[Recorded data]
* * *
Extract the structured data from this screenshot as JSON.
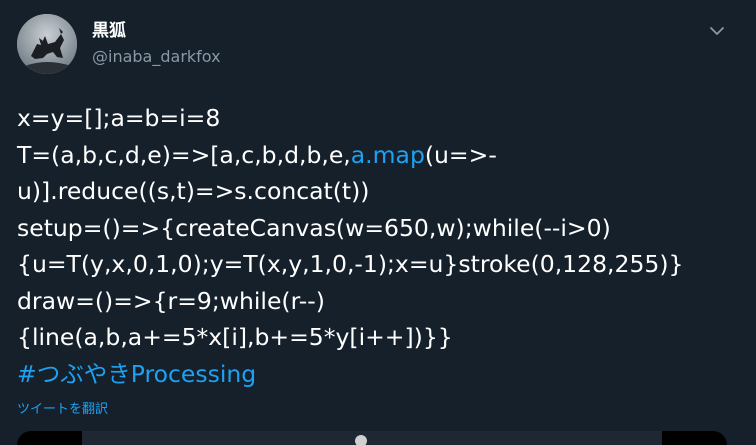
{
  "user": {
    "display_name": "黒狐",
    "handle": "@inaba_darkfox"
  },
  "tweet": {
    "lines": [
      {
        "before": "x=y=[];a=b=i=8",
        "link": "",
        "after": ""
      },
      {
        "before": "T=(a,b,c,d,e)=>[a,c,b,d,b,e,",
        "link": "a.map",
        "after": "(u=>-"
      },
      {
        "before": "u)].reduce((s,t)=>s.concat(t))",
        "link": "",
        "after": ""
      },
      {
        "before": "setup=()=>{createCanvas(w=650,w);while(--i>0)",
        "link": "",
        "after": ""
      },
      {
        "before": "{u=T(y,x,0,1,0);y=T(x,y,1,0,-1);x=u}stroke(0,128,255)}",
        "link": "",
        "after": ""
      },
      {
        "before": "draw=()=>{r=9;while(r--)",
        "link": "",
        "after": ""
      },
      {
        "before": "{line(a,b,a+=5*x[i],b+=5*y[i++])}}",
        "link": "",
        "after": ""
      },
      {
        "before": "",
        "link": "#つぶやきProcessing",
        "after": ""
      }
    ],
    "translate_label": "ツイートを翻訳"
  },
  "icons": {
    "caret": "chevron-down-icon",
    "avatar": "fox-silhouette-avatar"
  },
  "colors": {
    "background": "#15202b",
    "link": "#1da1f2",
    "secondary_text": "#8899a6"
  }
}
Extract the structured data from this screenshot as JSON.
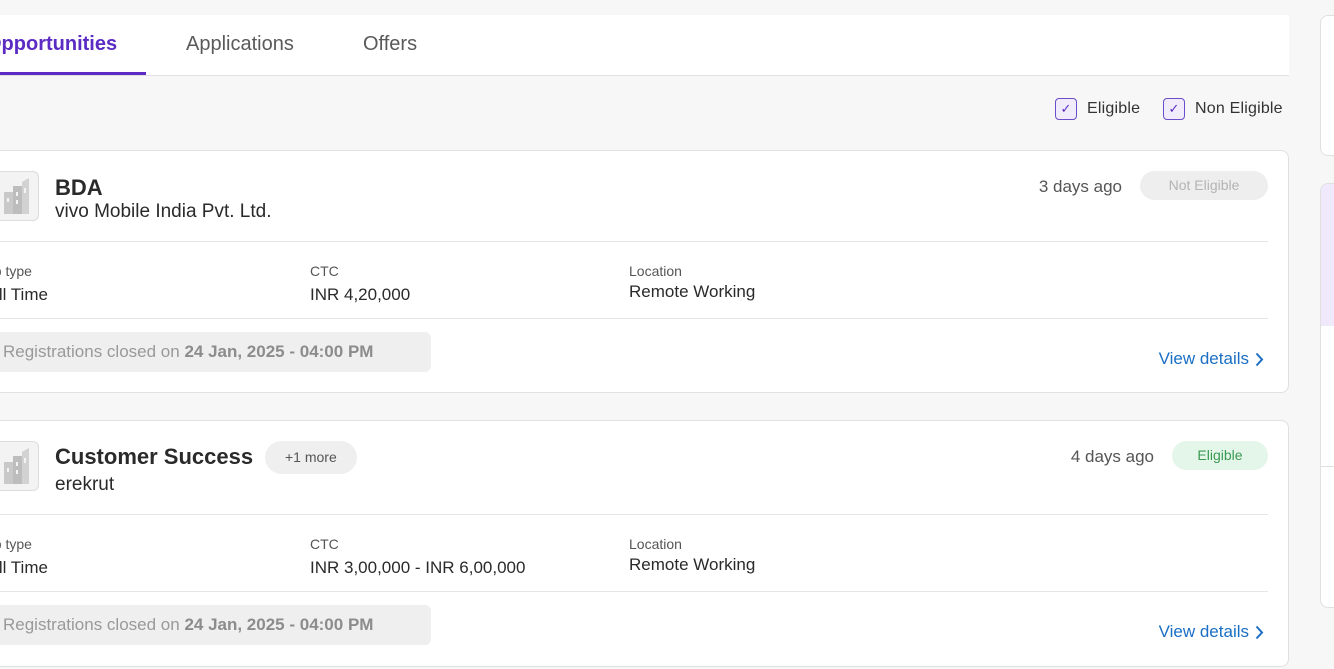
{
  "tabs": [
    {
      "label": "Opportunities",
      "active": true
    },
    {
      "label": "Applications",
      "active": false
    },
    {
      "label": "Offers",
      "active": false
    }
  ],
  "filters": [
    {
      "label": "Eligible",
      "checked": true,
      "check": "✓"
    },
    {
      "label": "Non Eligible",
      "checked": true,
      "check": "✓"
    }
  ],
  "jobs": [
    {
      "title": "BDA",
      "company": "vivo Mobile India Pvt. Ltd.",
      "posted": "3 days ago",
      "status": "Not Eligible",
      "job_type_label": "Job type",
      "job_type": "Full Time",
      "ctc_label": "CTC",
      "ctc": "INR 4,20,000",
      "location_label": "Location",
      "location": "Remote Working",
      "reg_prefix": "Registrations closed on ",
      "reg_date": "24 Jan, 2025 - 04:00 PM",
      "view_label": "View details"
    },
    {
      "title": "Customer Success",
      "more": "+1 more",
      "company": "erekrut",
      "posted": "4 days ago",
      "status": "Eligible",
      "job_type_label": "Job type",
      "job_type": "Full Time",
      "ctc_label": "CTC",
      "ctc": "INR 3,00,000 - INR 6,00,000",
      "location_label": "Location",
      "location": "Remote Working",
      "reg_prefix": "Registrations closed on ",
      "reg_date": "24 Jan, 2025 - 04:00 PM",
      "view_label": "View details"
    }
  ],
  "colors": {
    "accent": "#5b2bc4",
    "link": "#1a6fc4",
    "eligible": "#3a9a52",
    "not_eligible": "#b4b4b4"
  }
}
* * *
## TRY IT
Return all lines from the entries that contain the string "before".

## OUTPUT
        "before": "x=y=[];a=b=i=8",
        "before": "T=(a,b,c,d,e)=>[a,c,b,d,b,e,",
        "before": "u)].reduce((s,t)=>s.concat(t))",
        "before": "setup=()=>{createCanvas(w=650,w);while(--i>0)",
        "before": "{u=T(y,x,0,1,0);y=T(x,y,1,0,-1);x=u}stroke(0,128,255)}",
        "before": "draw=()=>{r=9;while(r--)",
        "before": "{line(a,b,a+=5*x[i],b+=5*y[i++])}}",
        "before": "",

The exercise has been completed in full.